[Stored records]
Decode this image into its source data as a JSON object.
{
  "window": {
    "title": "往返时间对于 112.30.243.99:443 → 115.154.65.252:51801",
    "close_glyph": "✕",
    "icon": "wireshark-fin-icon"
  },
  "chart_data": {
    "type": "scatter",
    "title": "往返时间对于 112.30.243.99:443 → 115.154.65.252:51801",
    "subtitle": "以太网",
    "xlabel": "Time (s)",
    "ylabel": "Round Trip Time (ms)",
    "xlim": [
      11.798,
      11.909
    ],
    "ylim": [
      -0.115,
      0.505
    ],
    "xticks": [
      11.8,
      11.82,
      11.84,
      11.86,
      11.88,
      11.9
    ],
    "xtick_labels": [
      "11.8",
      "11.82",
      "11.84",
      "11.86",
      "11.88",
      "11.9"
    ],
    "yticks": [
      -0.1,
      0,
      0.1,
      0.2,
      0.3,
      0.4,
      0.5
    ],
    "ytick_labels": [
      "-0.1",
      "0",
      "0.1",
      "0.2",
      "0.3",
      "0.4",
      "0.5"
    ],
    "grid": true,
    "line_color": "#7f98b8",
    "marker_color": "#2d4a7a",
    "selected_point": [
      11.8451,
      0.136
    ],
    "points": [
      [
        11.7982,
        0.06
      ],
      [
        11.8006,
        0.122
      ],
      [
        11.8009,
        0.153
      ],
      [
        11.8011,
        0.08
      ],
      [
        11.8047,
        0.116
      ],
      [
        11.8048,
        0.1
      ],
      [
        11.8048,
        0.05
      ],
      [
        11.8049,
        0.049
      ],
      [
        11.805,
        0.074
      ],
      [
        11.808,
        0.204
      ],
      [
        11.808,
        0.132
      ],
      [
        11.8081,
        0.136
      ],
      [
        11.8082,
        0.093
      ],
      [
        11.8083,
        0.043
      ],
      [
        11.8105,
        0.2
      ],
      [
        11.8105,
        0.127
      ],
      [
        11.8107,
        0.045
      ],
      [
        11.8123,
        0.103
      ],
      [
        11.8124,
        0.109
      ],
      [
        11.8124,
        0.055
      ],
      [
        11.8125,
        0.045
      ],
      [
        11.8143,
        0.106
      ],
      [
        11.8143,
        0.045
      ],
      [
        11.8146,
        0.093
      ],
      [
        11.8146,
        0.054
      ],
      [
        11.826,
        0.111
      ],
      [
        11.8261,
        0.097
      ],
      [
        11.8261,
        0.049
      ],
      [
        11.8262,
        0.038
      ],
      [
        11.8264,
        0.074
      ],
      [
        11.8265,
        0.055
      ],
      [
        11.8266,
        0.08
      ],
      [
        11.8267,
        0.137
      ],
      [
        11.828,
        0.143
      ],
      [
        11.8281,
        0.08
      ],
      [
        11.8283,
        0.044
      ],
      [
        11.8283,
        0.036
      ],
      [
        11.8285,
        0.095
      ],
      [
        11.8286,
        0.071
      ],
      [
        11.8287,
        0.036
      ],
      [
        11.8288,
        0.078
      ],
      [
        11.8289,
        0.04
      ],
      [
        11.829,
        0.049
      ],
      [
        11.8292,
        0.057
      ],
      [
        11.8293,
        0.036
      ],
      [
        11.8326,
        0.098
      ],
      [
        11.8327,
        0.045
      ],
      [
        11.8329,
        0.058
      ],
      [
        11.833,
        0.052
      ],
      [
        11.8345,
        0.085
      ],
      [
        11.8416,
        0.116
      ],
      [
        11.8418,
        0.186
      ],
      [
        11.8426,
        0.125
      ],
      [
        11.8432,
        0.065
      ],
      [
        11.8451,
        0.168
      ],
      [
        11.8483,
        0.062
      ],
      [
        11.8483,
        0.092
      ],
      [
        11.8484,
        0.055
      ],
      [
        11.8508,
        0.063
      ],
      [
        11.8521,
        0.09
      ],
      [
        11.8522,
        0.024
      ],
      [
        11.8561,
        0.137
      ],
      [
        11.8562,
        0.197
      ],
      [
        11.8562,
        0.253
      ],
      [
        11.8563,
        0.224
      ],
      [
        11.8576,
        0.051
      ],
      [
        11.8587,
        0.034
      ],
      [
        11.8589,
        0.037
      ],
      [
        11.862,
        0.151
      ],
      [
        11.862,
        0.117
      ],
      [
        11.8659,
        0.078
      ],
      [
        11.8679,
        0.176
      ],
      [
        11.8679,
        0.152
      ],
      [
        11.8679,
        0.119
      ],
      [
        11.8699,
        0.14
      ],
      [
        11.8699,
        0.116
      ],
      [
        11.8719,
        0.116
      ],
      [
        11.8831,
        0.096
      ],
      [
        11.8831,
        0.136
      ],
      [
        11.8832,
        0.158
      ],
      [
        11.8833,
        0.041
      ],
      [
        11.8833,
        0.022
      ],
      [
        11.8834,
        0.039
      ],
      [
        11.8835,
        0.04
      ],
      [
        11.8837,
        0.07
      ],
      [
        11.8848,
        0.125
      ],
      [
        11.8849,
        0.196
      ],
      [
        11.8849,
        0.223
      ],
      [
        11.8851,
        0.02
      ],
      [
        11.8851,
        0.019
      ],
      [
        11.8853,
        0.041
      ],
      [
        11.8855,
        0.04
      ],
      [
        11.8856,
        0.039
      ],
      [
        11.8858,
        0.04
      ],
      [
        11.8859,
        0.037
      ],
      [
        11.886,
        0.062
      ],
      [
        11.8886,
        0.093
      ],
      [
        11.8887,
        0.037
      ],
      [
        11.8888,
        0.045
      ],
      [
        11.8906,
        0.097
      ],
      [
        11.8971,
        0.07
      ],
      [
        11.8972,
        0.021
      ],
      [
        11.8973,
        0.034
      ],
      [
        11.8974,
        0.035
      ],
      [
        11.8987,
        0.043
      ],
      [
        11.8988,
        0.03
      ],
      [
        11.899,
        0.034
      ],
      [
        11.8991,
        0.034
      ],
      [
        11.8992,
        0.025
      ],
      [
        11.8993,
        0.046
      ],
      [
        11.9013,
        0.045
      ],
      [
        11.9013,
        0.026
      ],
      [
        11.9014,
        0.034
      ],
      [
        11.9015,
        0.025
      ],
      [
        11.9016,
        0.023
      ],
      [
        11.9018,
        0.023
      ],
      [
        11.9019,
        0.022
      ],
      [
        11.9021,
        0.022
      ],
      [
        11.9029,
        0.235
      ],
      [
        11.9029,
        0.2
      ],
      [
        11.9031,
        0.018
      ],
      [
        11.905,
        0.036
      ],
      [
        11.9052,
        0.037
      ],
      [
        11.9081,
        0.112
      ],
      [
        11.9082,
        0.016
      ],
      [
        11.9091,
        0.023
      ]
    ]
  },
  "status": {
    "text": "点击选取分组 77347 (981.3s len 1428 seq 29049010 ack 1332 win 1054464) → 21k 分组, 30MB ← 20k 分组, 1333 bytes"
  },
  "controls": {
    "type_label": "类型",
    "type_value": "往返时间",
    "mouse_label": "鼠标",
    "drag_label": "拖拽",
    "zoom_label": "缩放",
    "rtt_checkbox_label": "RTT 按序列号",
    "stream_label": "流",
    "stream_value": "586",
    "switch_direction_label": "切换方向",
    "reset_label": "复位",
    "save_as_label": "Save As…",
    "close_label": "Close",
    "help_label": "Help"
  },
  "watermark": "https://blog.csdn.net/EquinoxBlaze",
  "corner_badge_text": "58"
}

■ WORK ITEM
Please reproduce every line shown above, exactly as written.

■ EXERCISE OUTPUT
Decode this image into its source data as a JSON object.
{
  "window": {
    "title": "往返时间对于 112.30.243.99:443 → 115.154.65.252:51801",
    "close_glyph": "✕",
    "icon": "wireshark-fin-icon"
  },
  "chart_data": {
    "type": "scatter",
    "title": "往返时间对于 112.30.243.99:443 → 115.154.65.252:51801",
    "subtitle": "以太网",
    "xlabel": "Time (s)",
    "ylabel": "Round Trip Time (ms)",
    "xlim": [
      11.798,
      11.909
    ],
    "ylim": [
      -0.115,
      0.505
    ],
    "xticks": [
      11.8,
      11.82,
      11.84,
      11.86,
      11.88,
      11.9
    ],
    "xtick_labels": [
      "11.8",
      "11.82",
      "11.84",
      "11.86",
      "11.88",
      "11.9"
    ],
    "yticks": [
      -0.1,
      0,
      0.1,
      0.2,
      0.3,
      0.4,
      0.5
    ],
    "ytick_labels": [
      "-0.1",
      "0",
      "0.1",
      "0.2",
      "0.3",
      "0.4",
      "0.5"
    ],
    "grid": true,
    "line_color": "#7f98b8",
    "marker_color": "#2d4a7a",
    "selected_point": [
      11.8451,
      0.136
    ],
    "points": [
      [
        11.7982,
        0.06
      ],
      [
        11.8006,
        0.122
      ],
      [
        11.8009,
        0.153
      ],
      [
        11.8011,
        0.08
      ],
      [
        11.8047,
        0.116
      ],
      [
        11.8048,
        0.1
      ],
      [
        11.8048,
        0.05
      ],
      [
        11.8049,
        0.049
      ],
      [
        11.805,
        0.074
      ],
      [
        11.808,
        0.204
      ],
      [
        11.808,
        0.132
      ],
      [
        11.8081,
        0.136
      ],
      [
        11.8082,
        0.093
      ],
      [
        11.8083,
        0.043
      ],
      [
        11.8105,
        0.2
      ],
      [
        11.8105,
        0.127
      ],
      [
        11.8107,
        0.045
      ],
      [
        11.8123,
        0.103
      ],
      [
        11.8124,
        0.109
      ],
      [
        11.8124,
        0.055
      ],
      [
        11.8125,
        0.045
      ],
      [
        11.8143,
        0.106
      ],
      [
        11.8143,
        0.045
      ],
      [
        11.8146,
        0.093
      ],
      [
        11.8146,
        0.054
      ],
      [
        11.826,
        0.111
      ],
      [
        11.8261,
        0.097
      ],
      [
        11.8261,
        0.049
      ],
      [
        11.8262,
        0.038
      ],
      [
        11.8264,
        0.074
      ],
      [
        11.8265,
        0.055
      ],
      [
        11.8266,
        0.08
      ],
      [
        11.8267,
        0.137
      ],
      [
        11.828,
        0.143
      ],
      [
        11.8281,
        0.08
      ],
      [
        11.8283,
        0.044
      ],
      [
        11.8283,
        0.036
      ],
      [
        11.8285,
        0.095
      ],
      [
        11.8286,
        0.071
      ],
      [
        11.8287,
        0.036
      ],
      [
        11.8288,
        0.078
      ],
      [
        11.8289,
        0.04
      ],
      [
        11.829,
        0.049
      ],
      [
        11.8292,
        0.057
      ],
      [
        11.8293,
        0.036
      ],
      [
        11.8326,
        0.098
      ],
      [
        11.8327,
        0.045
      ],
      [
        11.8329,
        0.058
      ],
      [
        11.833,
        0.052
      ],
      [
        11.8345,
        0.085
      ],
      [
        11.8416,
        0.116
      ],
      [
        11.8418,
        0.186
      ],
      [
        11.8426,
        0.125
      ],
      [
        11.8432,
        0.065
      ],
      [
        11.8451,
        0.168
      ],
      [
        11.8483,
        0.062
      ],
      [
        11.8483,
        0.092
      ],
      [
        11.8484,
        0.055
      ],
      [
        11.8508,
        0.063
      ],
      [
        11.8521,
        0.09
      ],
      [
        11.8522,
        0.024
      ],
      [
        11.8561,
        0.137
      ],
      [
        11.8562,
        0.197
      ],
      [
        11.8562,
        0.253
      ],
      [
        11.8563,
        0.224
      ],
      [
        11.8576,
        0.051
      ],
      [
        11.8587,
        0.034
      ],
      [
        11.8589,
        0.037
      ],
      [
        11.862,
        0.151
      ],
      [
        11.862,
        0.117
      ],
      [
        11.8659,
        0.078
      ],
      [
        11.8679,
        0.176
      ],
      [
        11.8679,
        0.152
      ],
      [
        11.8679,
        0.119
      ],
      [
        11.8699,
        0.14
      ],
      [
        11.8699,
        0.116
      ],
      [
        11.8719,
        0.116
      ],
      [
        11.8831,
        0.096
      ],
      [
        11.8831,
        0.136
      ],
      [
        11.8832,
        0.158
      ],
      [
        11.8833,
        0.041
      ],
      [
        11.8833,
        0.022
      ],
      [
        11.8834,
        0.039
      ],
      [
        11.8835,
        0.04
      ],
      [
        11.8837,
        0.07
      ],
      [
        11.8848,
        0.125
      ],
      [
        11.8849,
        0.196
      ],
      [
        11.8849,
        0.223
      ],
      [
        11.8851,
        0.02
      ],
      [
        11.8851,
        0.019
      ],
      [
        11.8853,
        0.041
      ],
      [
        11.8855,
        0.04
      ],
      [
        11.8856,
        0.039
      ],
      [
        11.8858,
        0.04
      ],
      [
        11.8859,
        0.037
      ],
      [
        11.886,
        0.062
      ],
      [
        11.8886,
        0.093
      ],
      [
        11.8887,
        0.037
      ],
      [
        11.8888,
        0.045
      ],
      [
        11.8906,
        0.097
      ],
      [
        11.8971,
        0.07
      ],
      [
        11.8972,
        0.021
      ],
      [
        11.8973,
        0.034
      ],
      [
        11.8974,
        0.035
      ],
      [
        11.8987,
        0.043
      ],
      [
        11.8988,
        0.03
      ],
      [
        11.899,
        0.034
      ],
      [
        11.8991,
        0.034
      ],
      [
        11.8992,
        0.025
      ],
      [
        11.8993,
        0.046
      ],
      [
        11.9013,
        0.045
      ],
      [
        11.9013,
        0.026
      ],
      [
        11.9014,
        0.034
      ],
      [
        11.9015,
        0.025
      ],
      [
        11.9016,
        0.023
      ],
      [
        11.9018,
        0.023
      ],
      [
        11.9019,
        0.022
      ],
      [
        11.9021,
        0.022
      ],
      [
        11.9029,
        0.235
      ],
      [
        11.9029,
        0.2
      ],
      [
        11.9031,
        0.018
      ],
      [
        11.905,
        0.036
      ],
      [
        11.9052,
        0.037
      ],
      [
        11.9081,
        0.112
      ],
      [
        11.9082,
        0.016
      ],
      [
        11.9091,
        0.023
      ]
    ]
  },
  "status": {
    "text": "点击选取分组 77347 (981.3s len 1428 seq 29049010 ack 1332 win 1054464) → 21k 分组, 30MB ← 20k 分组, 1333 bytes"
  },
  "controls": {
    "type_label": "类型",
    "type_value": "往返时间",
    "mouse_label": "鼠标",
    "drag_label": "拖拽",
    "zoom_label": "缩放",
    "rtt_checkbox_label": "RTT 按序列号",
    "stream_label": "流",
    "stream_value": "586",
    "switch_direction_label": "切换方向",
    "reset_label": "复位",
    "save_as_label": "Save As…",
    "close_label": "Close",
    "help_label": "Help"
  },
  "watermark": "https://blog.csdn.net/EquinoxBlaze",
  "corner_badge_text": "58"
}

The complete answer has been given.